  21. Tyler Cowen, "The Great Stagnation" (2011). Cf also Peter Thiel, "The End of the Future" https://www.nationalreview.com/2011/10/end-future-peter-thiel/ (2011).↩︎

  22. This framing was suggested to me in part by Patrick Collison.↩︎

  23. A lovely evocation of this is by Stewart Brand: https://www.youtube.com/watch?v=YIZw5cT84ZM&ab_channel=AhmedKabil↩︎

  24. Certainly, I don't want to see society frozen as is; I love the idea of change and growth. As Douglas Adams has wrily observed, it's arguable that the automobile is already the dominant lifeform on Earth. We can imagine posthuman futures in which current humanity's descendants live happily as part of a society of minds vastly more diverse than today, a plurality of posthumanities.↩︎

  25. Michael Nielsen, "Brief remarks on some of my creative interests", https://michaelnotebook.com/ti/index.html (2023).↩︎

  26. See, e.g., Steven Pinker, "The Better Angels of Our Nature" (2011).↩︎

  27. Cf. also: AJ Kourabi, "What is differential technological development?", https://www.ajkourabi.com/writings/what-is-differential-technological-development↩︎

  28. Michael Nielsen and Kanjun Qiu, "A Vision of Metascience", https://scienceplusplus.org/metascience/index.html (2022).↩︎

  29. Milan Cvitkovic, "Cause Area: Differential Neurotechnology Development", https://forum.effectivealtruism.org/posts/Qhn5nyRf93dsXodsw/cause-area-differential-neurotechnology-development (2022)↩︎

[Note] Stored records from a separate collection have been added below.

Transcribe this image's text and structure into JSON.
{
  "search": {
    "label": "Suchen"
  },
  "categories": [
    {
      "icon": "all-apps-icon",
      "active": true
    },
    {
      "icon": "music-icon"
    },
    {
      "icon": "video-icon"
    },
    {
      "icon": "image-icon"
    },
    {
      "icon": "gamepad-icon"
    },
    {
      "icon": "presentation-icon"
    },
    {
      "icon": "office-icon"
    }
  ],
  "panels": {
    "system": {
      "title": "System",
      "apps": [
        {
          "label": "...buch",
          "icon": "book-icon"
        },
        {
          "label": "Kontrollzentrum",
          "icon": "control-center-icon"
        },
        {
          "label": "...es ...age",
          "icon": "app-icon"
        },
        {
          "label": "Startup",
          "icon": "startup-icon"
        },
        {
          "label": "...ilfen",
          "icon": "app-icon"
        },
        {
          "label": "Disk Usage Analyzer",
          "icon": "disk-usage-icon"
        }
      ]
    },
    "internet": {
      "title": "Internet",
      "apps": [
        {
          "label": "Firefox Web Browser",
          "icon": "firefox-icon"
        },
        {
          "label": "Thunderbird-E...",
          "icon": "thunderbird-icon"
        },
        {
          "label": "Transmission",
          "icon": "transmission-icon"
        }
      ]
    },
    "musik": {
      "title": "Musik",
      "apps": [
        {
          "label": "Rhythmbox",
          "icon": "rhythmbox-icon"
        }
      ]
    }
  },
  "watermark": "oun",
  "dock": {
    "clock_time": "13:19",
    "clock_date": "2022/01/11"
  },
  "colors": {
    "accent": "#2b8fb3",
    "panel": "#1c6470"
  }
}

  30. Jed McCaleb, "We Have to Upgrade", https://www.lesswrong.com/posts/vEtdjWuFrRwffWBiP/we-have-to-upgrade (2023).↩︎